Ability to add, remove or upgrade services at will without commitment. Flexibility to align costs with consumption and location as application loads and business conditions vary.

NaaS brings responsiveness to business dynamics, irrespective of the underlying technology.

Maximizes user productivity and always available uptime even during peak times.

Naas brings choice allowing users to select from Platform or Infrastructure as a Service or Managed Services.

Allows users to match their network infrastructure to their expertise and desired technical involvement.

Aligned with Zero Trust Principles, it enables proper verified delegation of all security functions reducing the cost and expertise needed by the enterprise.

Network-Security-Application- Performance combination is critical with regulatory and corporate compliance. NaaS Security eliminates the need for scarce network security expertise.

Finally, NaaS brings much sought-after simplification of operations for enterprises with resulting cost reduction

Perhaps, never as simple as turning on a network ”light switch,” NaaS – effectively “packages” network services to support the requirements of workloads rather than enterprises having to engineer the network services themselves.

Defining Network as a Service

Defining Network-as-a-Service

NaaS provides a cloud-enabled, usage-based consumption model that allows users to acquire and orchestrate a network without owning, building, or maintaining their own infrastructure. The business requirements outlined above are driving the need for agile digital platforms for delivering the wide range of cloud, networking and security services utilized by large organizations. NaaS features a number of attributes that are aligned with critical business objectives.
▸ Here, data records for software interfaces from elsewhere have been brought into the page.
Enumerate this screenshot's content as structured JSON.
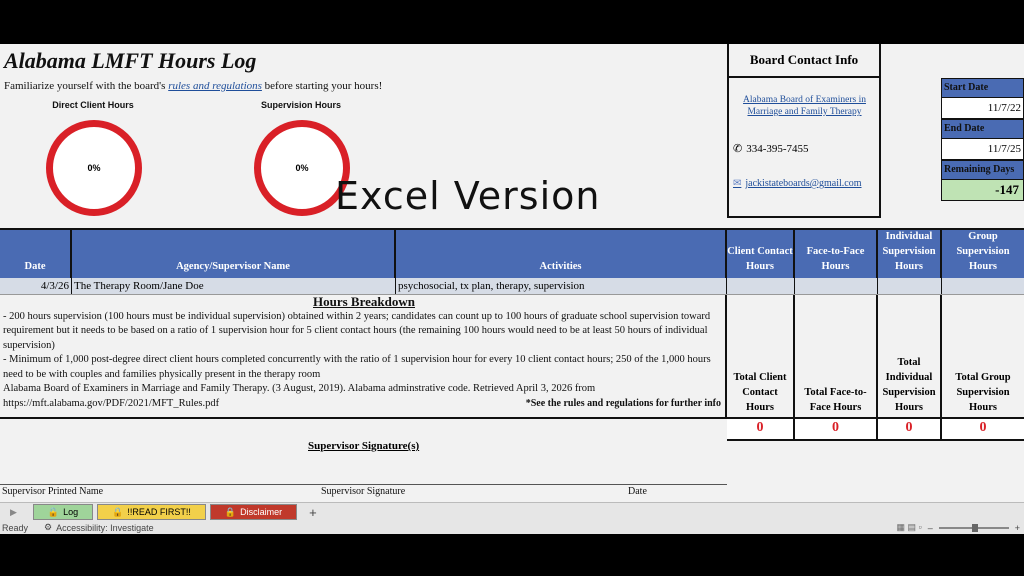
{
  "title": "Alabama LMFT Hours Log",
  "intro": {
    "prefix": "Familiarize yourself with the board's ",
    "link": "rules and regulations",
    "suffix": " before starting your hours!"
  },
  "rings": [
    {
      "label": "Direct Client Hours",
      "value": "0%"
    },
    {
      "label": "Supervision Hours",
      "value": "0%"
    }
  ],
  "banner": "Excel Version",
  "board": {
    "title": "Board Contact Info",
    "link": "Alabama Board of Examiners in Marriage and Family Therapy",
    "phone": "334-395-7455",
    "email": "jackistateboards@gmail.com"
  },
  "dates": {
    "start_label": "Start Date",
    "start_value": "11/7/22",
    "end_label": "End Date",
    "end_value": "11/7/25",
    "remaining_label": "Remaining Days",
    "remaining_value": "-147"
  },
  "columns": [
    "Date",
    "Agency/Supervisor Name",
    "Activities",
    "Client Contact Hours",
    "Face-to-Face Hours",
    "Individual Supervision Hours",
    "Group Supervision Hours"
  ],
  "rows": [
    {
      "date": "4/3/26",
      "agency": "The Therapy Room/Jane Doe",
      "activities": "psychosocial, tx plan, therapy, supervision",
      "client": "",
      "face": "",
      "individual": "",
      "group": ""
    }
  ],
  "breakdown": {
    "title": "Hours Breakdown",
    "line1": "- 200 hours supervision (100 hours must be individual supervision) obtained within 2 years; candidates can count up to 100 hours of graduate school supervision toward requirement but it needs to be based on a ratio of 1 supervision hour for 5 client contact hours (the remaining 100 hours would need to be at least 50 hours of individual supervision)",
    "line2": "- Minimum of 1,000 post-degree direct client hours completed concurrently with the ratio of 1 supervision hour for every 10 client contact hours; 250 of the 1,000 hours need to be with couples and families physically present in the therapy room",
    "citation": "Alabama Board of Examiners in Marriage and Family Therapy. (3 August, 2019). Alabama adminstrative code. Retrieved April 3, 2026 from https://mft.alabama.gov/PDF/2021/MFT_Rules.pdf",
    "note": "*See the rules and regulations for further info"
  },
  "totals": [
    {
      "label": "Total Client Contact Hours",
      "value": "0"
    },
    {
      "label": "Total Face-to-Face Hours",
      "value": "0"
    },
    {
      "label": "Total Individual Supervision Hours",
      "value": "0"
    },
    {
      "label": "Total Group Supervision Hours",
      "value": "0"
    }
  ],
  "signature": {
    "title": "Supervisor Signature(s)",
    "printed": "Supervisor Printed Name",
    "sign": "Supervisor Signature",
    "date": "Date"
  },
  "tabs": [
    {
      "label": "Log",
      "color": "#9fd49a"
    },
    {
      "label": "!!READ FIRST!!",
      "color": "#f2d04a"
    },
    {
      "label": "Disclaimer",
      "color": "#c0392b"
    }
  ],
  "add_tab": "+",
  "status": {
    "ready": "Ready",
    "accessibility": "Accessibility: Investigate"
  },
  "colors": {
    "header_blue": "#4a6bb3",
    "ring_red": "#d92027",
    "total_red": "#d92027",
    "remaining_green": "#bfe3b4"
  }
}
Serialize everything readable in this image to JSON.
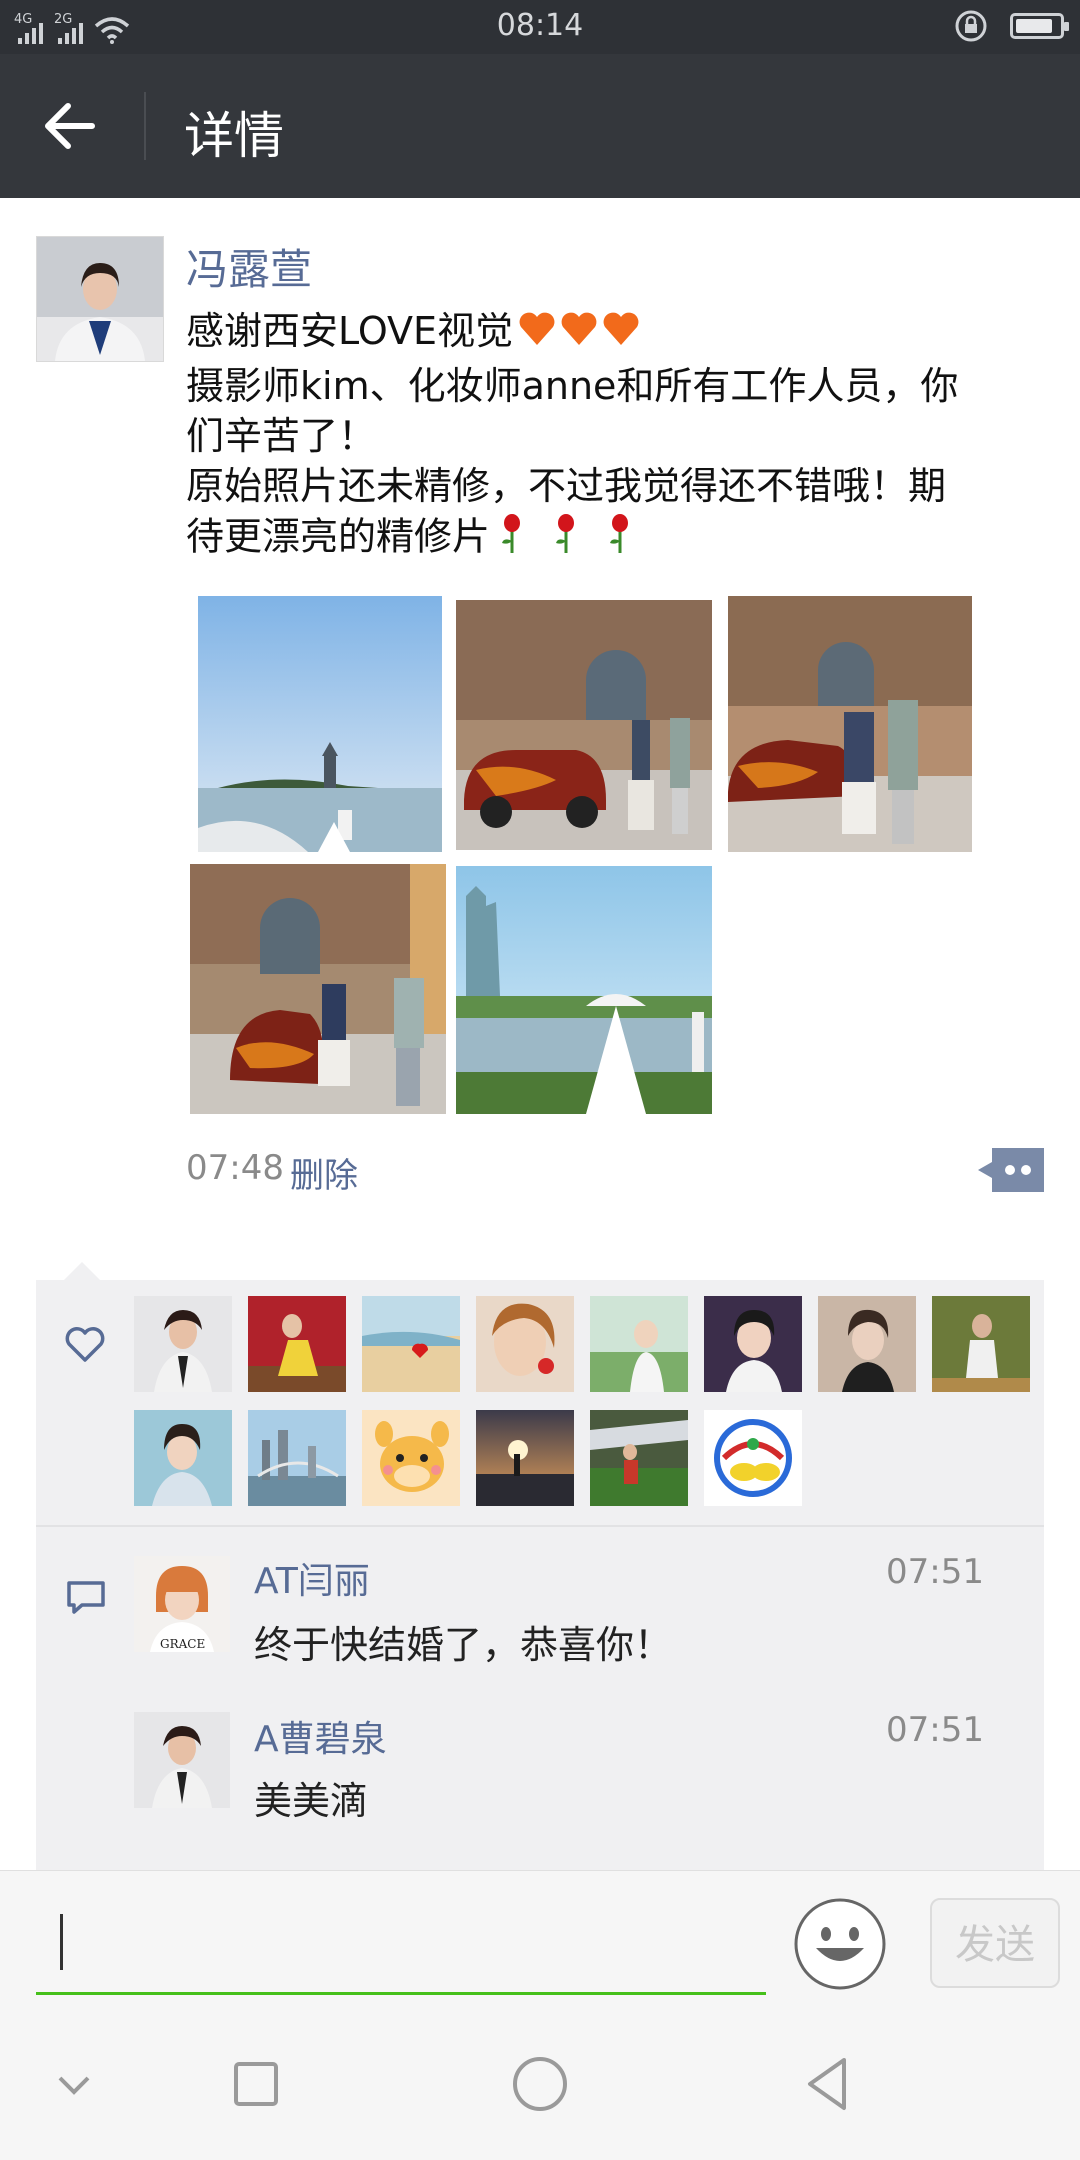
{
  "status_bar": {
    "time": "08:14",
    "net1": "4G",
    "net2": "2G",
    "battery_level": 0.85
  },
  "header": {
    "title": "详情"
  },
  "post": {
    "author": "冯露萱",
    "text_lines": [
      "感谢西安LOVE视觉",
      "摄影师kim、化妆师anne和所有工作人员，你",
      "们辛苦了！",
      "原始照片还未精修，不过我觉得还不错哦！期",
      "待更漂亮的精修片"
    ],
    "time": "07:48",
    "delete_label": "删除",
    "photo_count": 5
  },
  "likes": {
    "count": 14
  },
  "comments": [
    {
      "name": "AT闫丽",
      "time": "07:51",
      "text": "终于快结婚了，恭喜你！"
    },
    {
      "name": "A曹碧泉",
      "time": "07:51",
      "text": "美美滴"
    }
  ],
  "input": {
    "value": "",
    "send_label": "发送"
  },
  "colors": {
    "link": "#576b95",
    "header_bg": "#34373c",
    "status_bg": "#2e3136",
    "accent_green": "#45c01a"
  }
}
NaaS Offers Choices to Match Enterprise Requirements

These choices vary driven by resources, expertise and preferred supplier relationships. It seems highly likely that NaaS solutions will require several business collaborations. The following are three examples of choices for NaaS but combinations from several suppliers may need to be accommodated in different geographies or enterprise divisions:

Managed Services

A turnkey managed network to plug in client devices. Encompasses connectivity and security services as a package. Includes: customer premises equipment, third-party delivered and operated, provider delivered and operated, co-managed by customer and MSP and is dashboard/portal driven.

  • Typical contracted outcomes include latency and application performance levels, availability, security and interoperability

Platform-as-a-Service (PaaS)

A cloud-enabled platform that allows creation of custom transport service via virtualized service objects without owning, building, or maintaining their own infrastructure.

  • PaaS features: On-demand service enablement via Portal or APIs, outcome-based consumption, connectivity + network services, consumption-based billing and service agility.

Infrastructure-as-a-Service (IaaS)

An automated platform that allows creation of customer defined “bare-metal” services on another provider’s premises and/or equipment.  Provisioning may be traditional or API/portal orchestrated.

  • IaaS features: Racks, power, servers and network devices managed by the provider, configured by customer/clients. Lifecycle management by provider and customer managed/owned devices. IaaS may just apply to areas of operations where applications or operational technology networks have demanding real time requirements, feature legacy IoT systems or specialist security in a private data center.

What's Next?

These two pages establish the fundamentals of SASE, SASE Services and NaaS. The third page examines three areas: The security benefits of implementing NaaS for the enterprise,  the potential for combining NaaS with SASE or other technologies and the challenges faced with implementing the NaaS approach. Link to Part 3.